Snow Day Dinner

Stay tuned on Wednesday to see what we did with it!

Gluten-Free Dog Treats

In honour of Ruby’s first birthday, Cait and I got together and concocted some fabulous dog biscuits for her and Gren.  Being a corgi and therefore very food-obsessed and prone to obesity, Gren only took home a few to try, but they were still enjoyed by all.  I even had one, as I won’t feed my dog anything I wouldn’t eat myself.

Ruby murders Gren

Fortunately, we were able to easily find a dog treat recipe online that conformed to our philosophy of feeding our dogs biologically appropriate food.  That means most definitely no corn, no wheat, and no soy, and none of those other things that people seem to think dogs need, like salt, sugar, and artificial flavours or colours.  This recipe from Sandra over at dog-nutrition-naturally.com totally fit the bill and was easy to do.  We tripled the recipe so that there would be plenty of birthday treats for everyone.

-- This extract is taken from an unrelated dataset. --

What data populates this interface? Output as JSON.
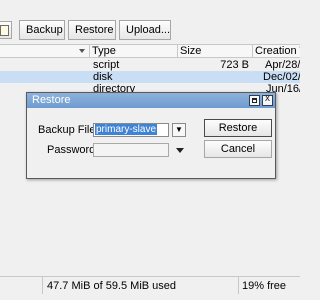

First, peel yourself a large sweet potato.  And I mean LARGE.  Cut that sucker up.

Plop the potato pieces in a pot and boil them silly until they’re mashable.  Then of course mash them.

Preheat your oven to 350°F and lightly brush a rimmed baking sheet with olive oil.

In a large bowl, plop in 1lb ground meat.  We used extra lean ground beef, but you can use turkey, chicken, pork, or lamb — or really, whatever you want.

Add to that 1/4 teaspoon garlic powder (not garlic salt) and a large egg.  Drop in 5 tablespoons large flake rolled oats as well, just for cohesion purposes.

Chuck in the mashed sweet potato and mix it well.

Spread it flat on the prepared cookie sheet and smooth the top.

Bake for about an hour.  The cookie will shrink and pull away from the sides.  Now you can score the cookie into smaller pieces, or use a cookie cutter to make fun shapes.  A pizza cutter is handy about now too.

Reduce the oven heat to 250°F and pop the cookies back into the oven for another hour or so to dry out.  Keep an eye on them so they don’t burn.

Tada!  That’s it.  Now SIT.

Good dog.Make sure to store your treats in an airtight container, and of course remember that treats should never be used as a substitute for your dog’s regular diet.  Yum yum!